(Source data begins)
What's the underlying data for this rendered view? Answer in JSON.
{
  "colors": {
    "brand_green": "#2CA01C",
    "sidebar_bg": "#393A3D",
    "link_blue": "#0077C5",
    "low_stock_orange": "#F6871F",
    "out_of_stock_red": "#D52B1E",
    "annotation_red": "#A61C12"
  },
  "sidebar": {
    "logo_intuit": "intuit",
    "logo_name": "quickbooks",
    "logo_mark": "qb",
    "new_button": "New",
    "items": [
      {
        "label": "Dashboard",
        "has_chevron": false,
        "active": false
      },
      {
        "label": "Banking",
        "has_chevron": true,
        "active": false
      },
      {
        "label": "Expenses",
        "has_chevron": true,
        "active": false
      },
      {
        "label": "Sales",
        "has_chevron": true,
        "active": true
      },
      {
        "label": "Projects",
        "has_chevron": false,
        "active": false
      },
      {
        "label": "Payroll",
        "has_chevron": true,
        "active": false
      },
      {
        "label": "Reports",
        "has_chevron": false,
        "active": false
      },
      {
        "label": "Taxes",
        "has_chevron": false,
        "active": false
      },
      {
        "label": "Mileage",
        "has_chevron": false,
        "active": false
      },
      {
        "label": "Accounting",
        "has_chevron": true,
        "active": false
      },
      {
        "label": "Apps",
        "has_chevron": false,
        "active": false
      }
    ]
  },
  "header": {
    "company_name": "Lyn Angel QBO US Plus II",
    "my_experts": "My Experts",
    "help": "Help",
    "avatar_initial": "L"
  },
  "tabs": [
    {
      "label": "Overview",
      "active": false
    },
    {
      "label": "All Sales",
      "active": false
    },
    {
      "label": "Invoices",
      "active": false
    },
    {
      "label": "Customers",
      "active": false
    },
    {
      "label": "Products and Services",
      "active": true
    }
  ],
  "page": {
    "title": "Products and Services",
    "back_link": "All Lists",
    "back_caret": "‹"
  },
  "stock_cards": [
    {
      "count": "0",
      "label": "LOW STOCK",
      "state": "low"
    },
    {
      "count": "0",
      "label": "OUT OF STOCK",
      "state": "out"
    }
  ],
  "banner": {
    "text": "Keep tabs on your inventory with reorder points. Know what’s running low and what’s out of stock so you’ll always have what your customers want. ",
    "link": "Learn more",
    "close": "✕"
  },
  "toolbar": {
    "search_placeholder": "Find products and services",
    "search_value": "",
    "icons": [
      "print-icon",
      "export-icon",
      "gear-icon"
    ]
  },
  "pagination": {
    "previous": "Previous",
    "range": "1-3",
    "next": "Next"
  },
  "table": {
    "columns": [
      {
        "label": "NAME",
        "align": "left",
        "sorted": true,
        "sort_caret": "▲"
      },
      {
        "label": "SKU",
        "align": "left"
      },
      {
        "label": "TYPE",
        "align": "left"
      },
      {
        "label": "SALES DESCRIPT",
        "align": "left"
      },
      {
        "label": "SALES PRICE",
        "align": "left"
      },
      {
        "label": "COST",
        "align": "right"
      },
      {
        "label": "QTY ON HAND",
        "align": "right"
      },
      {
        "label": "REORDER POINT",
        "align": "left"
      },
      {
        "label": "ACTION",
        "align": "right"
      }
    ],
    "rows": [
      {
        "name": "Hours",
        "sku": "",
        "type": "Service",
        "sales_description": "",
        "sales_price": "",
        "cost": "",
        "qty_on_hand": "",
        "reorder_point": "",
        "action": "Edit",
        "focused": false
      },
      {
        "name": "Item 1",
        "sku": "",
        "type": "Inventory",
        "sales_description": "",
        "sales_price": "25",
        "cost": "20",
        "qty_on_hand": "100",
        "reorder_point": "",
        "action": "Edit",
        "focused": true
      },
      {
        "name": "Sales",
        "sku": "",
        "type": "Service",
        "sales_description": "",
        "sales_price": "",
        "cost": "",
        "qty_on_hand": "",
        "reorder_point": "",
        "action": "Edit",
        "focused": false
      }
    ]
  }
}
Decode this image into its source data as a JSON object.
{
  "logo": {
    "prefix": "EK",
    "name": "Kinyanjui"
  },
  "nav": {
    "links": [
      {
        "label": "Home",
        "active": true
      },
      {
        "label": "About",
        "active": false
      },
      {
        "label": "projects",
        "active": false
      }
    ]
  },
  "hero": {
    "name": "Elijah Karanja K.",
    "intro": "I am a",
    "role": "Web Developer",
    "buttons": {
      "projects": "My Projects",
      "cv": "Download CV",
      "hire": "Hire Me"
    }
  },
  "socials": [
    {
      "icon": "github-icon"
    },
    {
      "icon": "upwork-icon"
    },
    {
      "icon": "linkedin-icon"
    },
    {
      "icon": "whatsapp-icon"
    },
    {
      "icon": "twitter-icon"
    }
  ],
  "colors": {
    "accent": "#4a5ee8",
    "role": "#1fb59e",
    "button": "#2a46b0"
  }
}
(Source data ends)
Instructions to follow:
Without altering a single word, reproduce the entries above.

Expected output:
What's the underlying data for this rendered view? Answer in JSON.
{
  "colors": {
    "brand_green": "#2CA01C",
    "sidebar_bg": "#393A3D",
    "link_blue": "#0077C5",
    "low_stock_orange": "#F6871F",
    "out_of_stock_red": "#D52B1E",
    "annotation_red": "#A61C12"
  },
  "sidebar": {
    "logo_intuit": "intuit",
    "logo_name": "quickbooks",
    "logo_mark": "qb",
    "new_button": "New",
    "items": [
      {
        "label": "Dashboard",
        "has_chevron": false,
        "active": false
      },
      {
        "label": "Banking",
        "has_chevron": true,
        "active": false
      },
      {
        "label": "Expenses",
        "has_chevron": true,
        "active": false
      },
      {
        "label": "Sales",
        "has_chevron": true,
        "active": true
      },
      {
        "label": "Projects",
        "has_chevron": false,
        "active": false
      },
      {
        "label": "Payroll",
        "has_chevron": true,
        "active": false
      },
      {
        "label": "Reports",
        "has_chevron": false,
        "active": false
      },
      {
        "label": "Taxes",
        "has_chevron": false,
        "active": false
      },
      {
        "label": "Mileage",
        "has_chevron": false,
        "active": false
      },
      {
        "label": "Accounting",
        "has_chevron": true,
        "active": false
      },
      {
        "label": "Apps",
        "has_chevron": false,
        "active": false
      }
    ]
  },
  "header": {
    "company_name": "Lyn Angel QBO US Plus II",
    "my_experts": "My Experts",
    "help": "Help",
    "avatar_initial": "L"
  },
  "tabs": [
    {
      "label": "Overview",
      "active": false
    },
    {
      "label": "All Sales",
      "active": false
    },
    {
      "label": "Invoices",
      "active": false
    },
    {
      "label": "Customers",
      "active": false
    },
    {
      "label": "Products and Services",
      "active": true
    }
  ],
  "page": {
    "title": "Products and Services",
    "back_link": "All Lists",
    "back_caret": "‹"
  },
  "stock_cards": [
    {
      "count": "0",
      "label": "LOW STOCK",
      "state": "low"
    },
    {
      "count": "0",
      "label": "OUT OF STOCK",
      "state": "out"
    }
  ],
  "banner": {
    "text": "Keep tabs on your inventory with reorder points. Know what’s running low and what’s out of stock so you’ll always have what your customers want. ",
    "link": "Learn more",
    "close": "✕"
  },
  "toolbar": {
    "search_placeholder": "Find products and services",
    "search_value": "",
    "icons": [
      "print-icon",
      "export-icon",
      "gear-icon"
    ]
  },
  "pagination": {
    "previous": "Previous",
    "range": "1-3",
    "next": "Next"
  },
  "table": {
    "columns": [
      {
        "label": "NAME",
        "align": "left",
        "sorted": true,
        "sort_caret": "▲"
      },
      {
        "label": "SKU",
        "align": "left"
      },
      {
        "label": "TYPE",
        "align": "left"
      },
      {
        "label": "SALES DESCRIPT",
        "align": "left"
      },
      {
        "label": "SALES PRICE",
        "align": "left"
      },
      {
        "label": "COST",
        "align": "right"
      },
      {
        "label": "QTY ON HAND",
        "align": "right"
      },
      {
        "label": "REORDER POINT",
        "align": "left"
      },
      {
        "label": "ACTION",
        "align": "right"
      }
    ],
    "rows": [
      {
        "name": "Hours",
        "sku": "",
        "type": "Service",
        "sales_description": "",
        "sales_price": "",
        "cost": "",
        "qty_on_hand": "",
        "reorder_point": "",
        "action": "Edit",
        "focused": false
      },
      {
        "name": "Item 1",
        "sku": "",
        "type": "Inventory",
        "sales_description": "",
        "sales_price": "25",
        "cost": "20",
        "qty_on_hand": "100",
        "reorder_point": "",
        "action": "Edit",
        "focused": true
      },
      {
        "name": "Sales",
        "sku": "",
        "type": "Service",
        "sales_description": "",
        "sales_price": "",
        "cost": "",
        "qty_on_hand": "",
        "reorder_point": "",
        "action": "Edit",
        "focused": false
      }
    ]
  }
}
Decode this image into its source data as a JSON object.
{
  "logo": {
    "prefix": "EK",
    "name": "Kinyanjui"
  },
  "nav": {
    "links": [
      {
        "label": "Home",
        "active": true
      },
      {
        "label": "About",
        "active": false
      },
      {
        "label": "projects",
        "active": false
      }
    ]
  },
  "hero": {
    "name": "Elijah Karanja K.",
    "intro": "I am a",
    "role": "Web Developer",
    "buttons": {
      "projects": "My Projects",
      "cv": "Download CV",
      "hire": "Hire Me"
    }
  },
  "socials": [
    {
      "icon": "github-icon"
    },
    {
      "icon": "upwork-icon"
    },
    {
      "icon": "linkedin-icon"
    },
    {
      "icon": "whatsapp-icon"
    },
    {
      "icon": "twitter-icon"
    }
  ],
  "colors": {
    "accent": "#4a5ee8",
    "role": "#1fb59e",
    "button": "#2a46b0"
  }
}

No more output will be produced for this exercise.